Items listed in a dataset
—————

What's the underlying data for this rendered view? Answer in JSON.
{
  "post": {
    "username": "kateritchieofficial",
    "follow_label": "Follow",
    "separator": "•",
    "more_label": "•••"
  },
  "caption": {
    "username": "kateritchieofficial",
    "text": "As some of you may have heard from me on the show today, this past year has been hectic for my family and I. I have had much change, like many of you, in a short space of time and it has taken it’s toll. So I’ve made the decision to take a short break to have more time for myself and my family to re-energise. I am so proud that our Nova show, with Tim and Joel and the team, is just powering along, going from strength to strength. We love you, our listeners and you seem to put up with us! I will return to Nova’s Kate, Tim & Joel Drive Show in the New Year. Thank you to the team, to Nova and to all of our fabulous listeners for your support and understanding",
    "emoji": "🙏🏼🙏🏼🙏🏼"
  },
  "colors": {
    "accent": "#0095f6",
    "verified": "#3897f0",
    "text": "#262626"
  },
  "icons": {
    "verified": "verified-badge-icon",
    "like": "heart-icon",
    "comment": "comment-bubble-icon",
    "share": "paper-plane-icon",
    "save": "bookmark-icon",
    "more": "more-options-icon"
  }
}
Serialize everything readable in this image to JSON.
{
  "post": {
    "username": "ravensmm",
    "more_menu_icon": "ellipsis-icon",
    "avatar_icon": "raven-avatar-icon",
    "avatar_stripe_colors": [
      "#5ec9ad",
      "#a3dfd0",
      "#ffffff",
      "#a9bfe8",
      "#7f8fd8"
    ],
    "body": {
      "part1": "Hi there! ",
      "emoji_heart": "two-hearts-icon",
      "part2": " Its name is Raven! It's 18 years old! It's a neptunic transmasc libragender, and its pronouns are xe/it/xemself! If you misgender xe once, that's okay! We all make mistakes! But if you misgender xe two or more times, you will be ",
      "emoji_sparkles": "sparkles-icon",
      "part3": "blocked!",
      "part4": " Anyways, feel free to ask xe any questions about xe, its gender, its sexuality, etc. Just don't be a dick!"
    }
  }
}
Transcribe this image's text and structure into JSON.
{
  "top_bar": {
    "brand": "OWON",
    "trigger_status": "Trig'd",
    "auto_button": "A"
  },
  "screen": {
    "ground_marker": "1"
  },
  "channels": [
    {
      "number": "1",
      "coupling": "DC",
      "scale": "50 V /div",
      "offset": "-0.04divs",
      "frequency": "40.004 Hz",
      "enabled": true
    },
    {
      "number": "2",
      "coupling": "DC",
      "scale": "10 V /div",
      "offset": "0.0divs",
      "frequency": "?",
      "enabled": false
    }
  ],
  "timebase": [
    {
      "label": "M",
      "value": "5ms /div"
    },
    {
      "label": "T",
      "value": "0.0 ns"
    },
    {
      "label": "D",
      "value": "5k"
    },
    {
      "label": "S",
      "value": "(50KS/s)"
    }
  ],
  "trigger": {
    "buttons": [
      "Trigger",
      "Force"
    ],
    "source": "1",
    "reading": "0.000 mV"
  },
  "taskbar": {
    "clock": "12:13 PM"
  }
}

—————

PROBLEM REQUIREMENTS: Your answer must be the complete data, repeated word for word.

PROBLEM SOLUTION:
What's the underlying data for this rendered view? Answer in JSON.
{
  "post": {
    "username": "kateritchieofficial",
    "follow_label": "Follow",
    "separator": "•",
    "more_label": "•••"
  },
  "caption": {
    "username": "kateritchieofficial",
    "text": "As some of you may have heard from me on the show today, this past year has been hectic for my family and I. I have had much change, like many of you, in a short space of time and it has taken it’s toll. So I’ve made the decision to take a short break to have more time for myself and my family to re-energise. I am so proud that our Nova show, with Tim and Joel and the team, is just powering along, going from strength to strength. We love you, our listeners and you seem to put up with us! I will return to Nova’s Kate, Tim & Joel Drive Show in the New Year. Thank you to the team, to Nova and to all of our fabulous listeners for your support and understanding",
    "emoji": "🙏🏼🙏🏼🙏🏼"
  },
  "colors": {
    "accent": "#0095f6",
    "verified": "#3897f0",
    "text": "#262626"
  },
  "icons": {
    "verified": "verified-badge-icon",
    "like": "heart-icon",
    "comment": "comment-bubble-icon",
    "share": "paper-plane-icon",
    "save": "bookmark-icon",
    "more": "more-options-icon"
  }
}
Serialize everything readable in this image to JSON.
{
  "post": {
    "username": "ravensmm",
    "more_menu_icon": "ellipsis-icon",
    "avatar_icon": "raven-avatar-icon",
    "avatar_stripe_colors": [
      "#5ec9ad",
      "#a3dfd0",
      "#ffffff",
      "#a9bfe8",
      "#7f8fd8"
    ],
    "body": {
      "part1": "Hi there! ",
      "emoji_heart": "two-hearts-icon",
      "part2": " Its name is Raven! It's 18 years old! It's a neptunic transmasc libragender, and its pronouns are xe/it/xemself! If you misgender xe once, that's okay! We all make mistakes! But if you misgender xe two or more times, you will be ",
      "emoji_sparkles": "sparkles-icon",
      "part3": "blocked!",
      "part4": " Anyways, feel free to ask xe any questions about xe, its gender, its sexuality, etc. Just don't be a dick!"
    }
  }
}
Transcribe this image's text and structure into JSON.
{
  "top_bar": {
    "brand": "OWON",
    "trigger_status": "Trig'd",
    "auto_button": "A"
  },
  "screen": {
    "ground_marker": "1"
  },
  "channels": [
    {
      "number": "1",
      "coupling": "DC",
      "scale": "50 V /div",
      "offset": "-0.04divs",
      "frequency": "40.004 Hz",
      "enabled": true
    },
    {
      "number": "2",
      "coupling": "DC",
      "scale": "10 V /div",
      "offset": "0.0divs",
      "frequency": "?",
      "enabled": false
    }
  ],
  "timebase": [
    {
      "label": "M",
      "value": "5ms /div"
    },
    {
      "label": "T",
      "value": "0.0 ns"
    },
    {
      "label": "D",
      "value": "5k"
    },
    {
      "label": "S",
      "value": "(50KS/s)"
    }
  ],
  "trigger": {
    "buttons": [
      "Trigger",
      "Force"
    ],
    "source": "1",
    "reading": "0.000 mV"
  },
  "taskbar": {
    "clock": "12:13 PM"
  }
}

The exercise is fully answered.